Overfishing, habitat loss, oil spills, marine debris, toxic waste it's easy to feel pessimistic about the future of our oceans.

As we embark on a new year, sharks, the perfect predator, are in trouble. Swordfish stocks are at an all-time low. Bluefin tuna, one of the largest, fastest and most magnificent creatures on earth, slowly disappear.

Seabirds die by the hundreds of thousands as they compete with humans for food from the sea. Dolphins and turtles also drown in trawls and nets, victims of wasteful fishing practices.

Worldwide, between a quarter and a third of all fish taken from the sea are unwanted and thrown back dead, a waste of nearly 30-million tons of marine life each year.

On land, habitat loss costs the nation's commercial fisheries about $208-million annually in reduced catches. As more people move toward coastal areas, wetlands will continue to give way to development.

But all is not gloom and doom. Several good, publicly supported organizations work on local, national and international levels to assure that our oceans will thrive through the next millennium.

The National Audubon Society's Living Oceans Program has taken great strides to educate the public to the threats mentioned above. Led by Dr. Carl Safina, a lifelong fisherman and seabird scientist, this worthwhile program shows just how intricately linked all marine life is.

The program publishes an excellent newsletter. Contact the membership department at the National Audubon Society, 700 Broadway, New York, NY 10003, for information.

You can also pick up a copy of Safina's new book, Song for the Blue Ocean, at most bookstores. The book has been compared with Rachel Carson's pioneering bestseller, The Sea Around Us, because it expertly shows the connection between the ocean and our survival.

The National Coalition for Marine Conservation is another nonprofit group working to protect ocean fish and their habitat. Started in 1973 by fishermen interested in preserving stocks of offshore fish, the NCMC has focused on ensuring the stability of a valuable food and recreational resource and maintaining the ocean's biodiversity.

The only organization working exclusively for ocean fish (as opposed to nonfish animals such as dolphins and turtles), the NCMC pays particular interest to large pelagics such as billfish, tunas and sharks. For membership information, write to 3 W Market St., Leesburg, VA 20176.

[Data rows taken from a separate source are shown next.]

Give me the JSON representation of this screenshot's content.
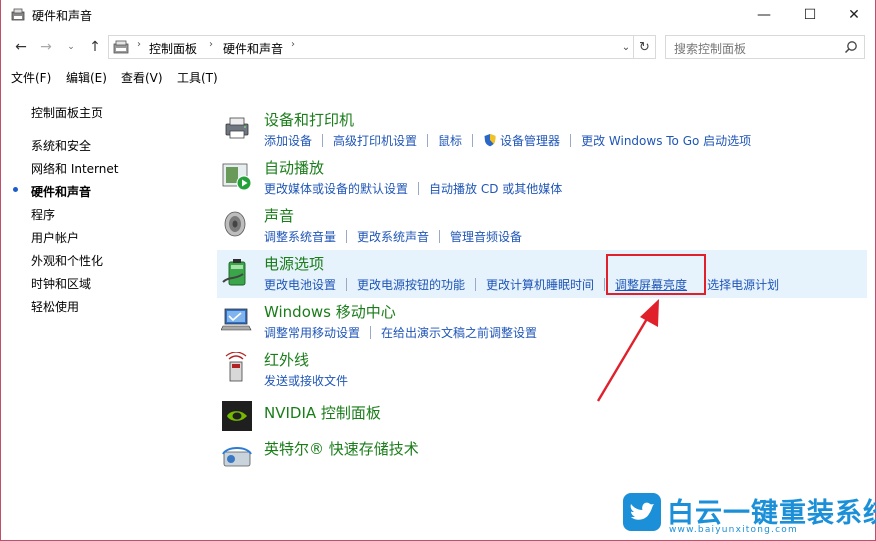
{
  "window": {
    "title": "硬件和声音",
    "controls": {
      "minimize": "—",
      "maximize": "☐",
      "close": "✕"
    }
  },
  "address": {
    "crumbs": [
      "控制面板",
      "硬件和声音"
    ],
    "search_placeholder": "搜索控制面板"
  },
  "menu": [
    "文件(F)",
    "编辑(E)",
    "查看(V)",
    "工具(T)"
  ],
  "nav": {
    "home": "控制面板主页",
    "items": [
      "系统和安全",
      "网络和 Internet",
      "硬件和声音",
      "程序",
      "用户帐户",
      "外观和个性化",
      "时钟和区域",
      "轻松使用"
    ],
    "active_index": 2
  },
  "categories": [
    {
      "title": "设备和打印机",
      "links": [
        "添加设备",
        "高级打印机设置",
        "鼠标",
        "设备管理器",
        "更改 Windows To Go 启动选项"
      ]
    },
    {
      "title": "自动播放",
      "links": [
        "更改媒体或设备的默认设置",
        "自动播放 CD 或其他媒体"
      ]
    },
    {
      "title": "声音",
      "links": [
        "调整系统音量",
        "更改系统声音",
        "管理音频设备"
      ]
    },
    {
      "title": "电源选项",
      "links": [
        "更改电池设置",
        "更改电源按钮的功能",
        "更改计算机睡眠时间",
        "调整屏幕亮度",
        "选择电源计划"
      ]
    },
    {
      "title": "Windows 移动中心",
      "links": [
        "调整常用移动设置",
        "在给出演示文稿之前调整设置"
      ]
    },
    {
      "title": "红外线",
      "links": [
        "发送或接收文件"
      ]
    },
    {
      "title": "NVIDIA 控制面板",
      "links": []
    },
    {
      "title": "英特尔® 快速存储技术",
      "links": []
    }
  ],
  "watermark": {
    "title": "白云一键重装系统",
    "url": "www.baiyunxitong.com"
  },
  "colors": {
    "link": "#1f56b7",
    "category_title": "#1a7d1a",
    "highlight": "#e6f2fc",
    "annotation": "#e0202a"
  }
}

For more than a quarter of a century, the Center for Marine Conservation has practiced and preached protection for the seas. The center's work has benefited whales and seals, sea turtles and sea birds, finfish and coral reefs.

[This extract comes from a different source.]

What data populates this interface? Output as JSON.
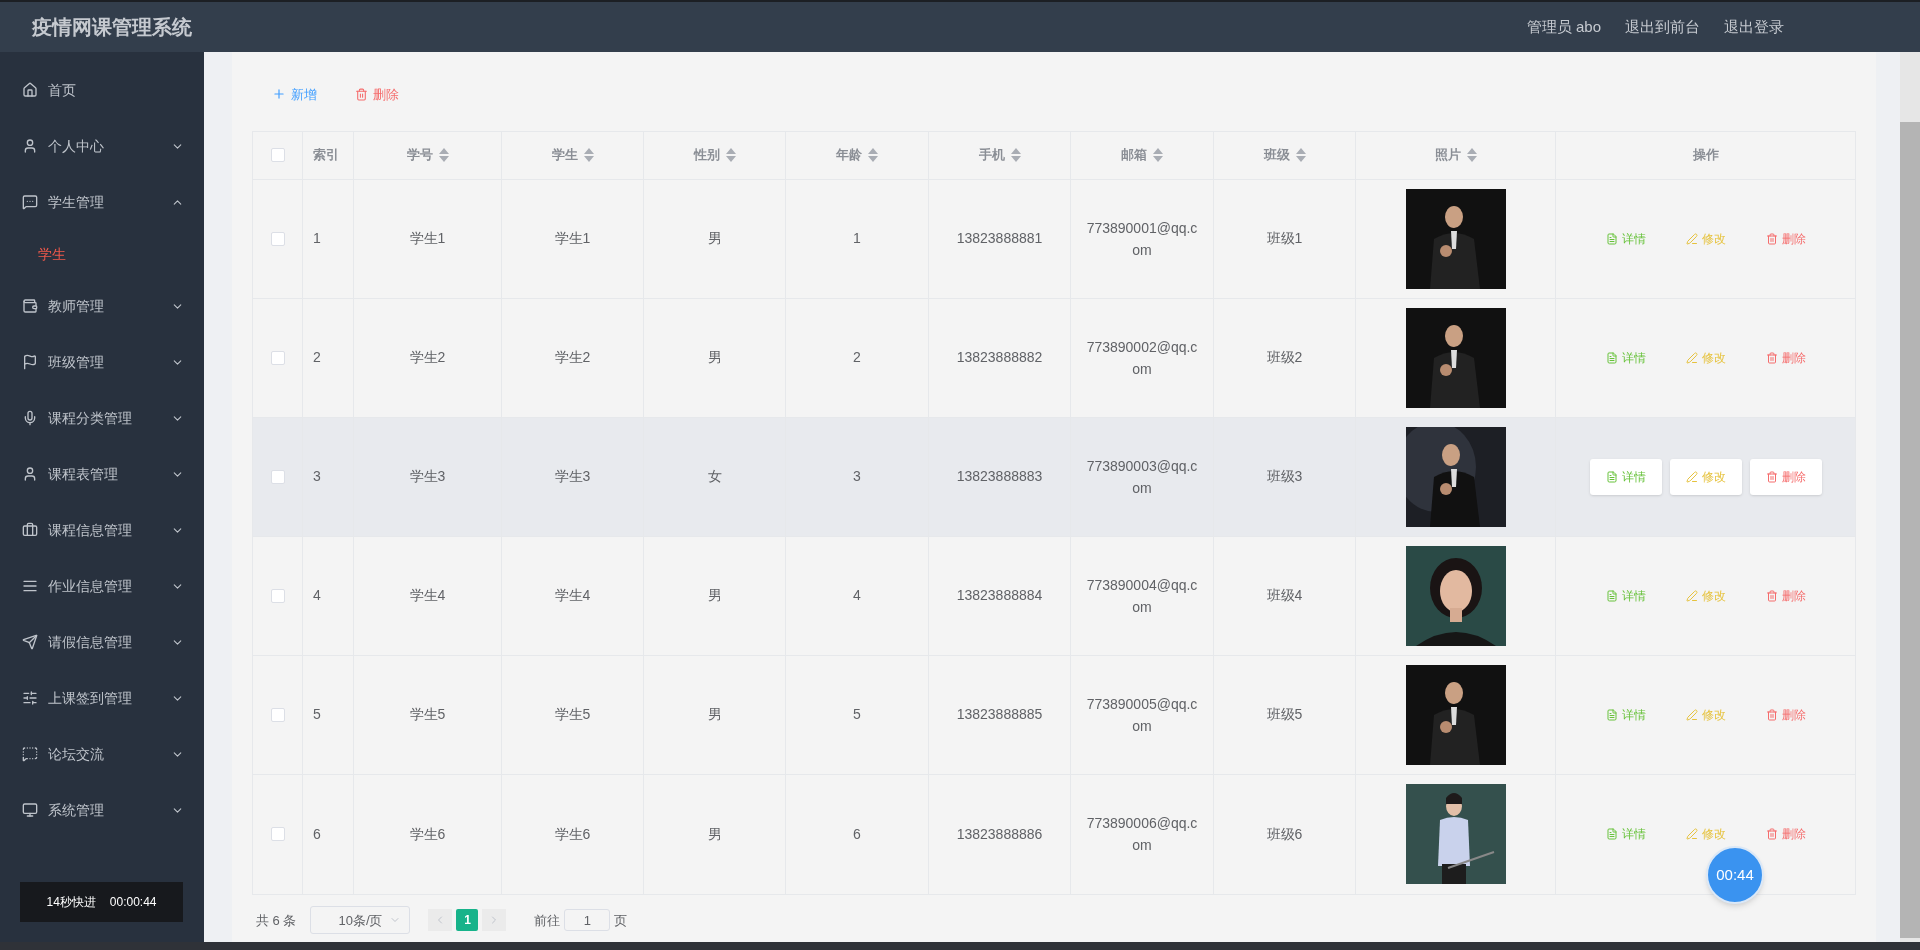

Some noteworthy actions include promoting state and federal requirements for turtle excluder devices to protect sea turtles from drowning in fishing nets; creating marine sanctuaries and the first "no take" marine reserves; winning the global moratorium on commercial whaling and reforming the Magnuson Fisheries Conservation and Management Act _ the law governing management of U.S. fisheries _ to stop overfishing, reduce by catch and protect important marine habitats.

But the CMC is probably best known for its International Coastal Cleanup in which hundreds of thousands of people worldwide scour shorelines for discarded nets, fishing line and other garbage that kill marine life.

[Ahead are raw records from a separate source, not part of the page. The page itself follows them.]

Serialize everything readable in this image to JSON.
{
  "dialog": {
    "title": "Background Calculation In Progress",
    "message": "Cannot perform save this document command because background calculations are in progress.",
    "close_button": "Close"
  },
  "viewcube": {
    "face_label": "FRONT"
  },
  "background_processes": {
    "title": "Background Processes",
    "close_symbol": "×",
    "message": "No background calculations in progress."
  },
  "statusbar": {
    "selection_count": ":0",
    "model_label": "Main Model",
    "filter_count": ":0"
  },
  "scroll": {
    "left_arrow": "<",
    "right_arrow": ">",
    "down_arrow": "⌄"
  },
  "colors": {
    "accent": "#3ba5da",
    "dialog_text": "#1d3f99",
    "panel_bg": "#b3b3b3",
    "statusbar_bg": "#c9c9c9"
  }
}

Write the CMC at 1725 DeSales St. NW, Washington, DC 20036, or call them locally at (727) 895-2188.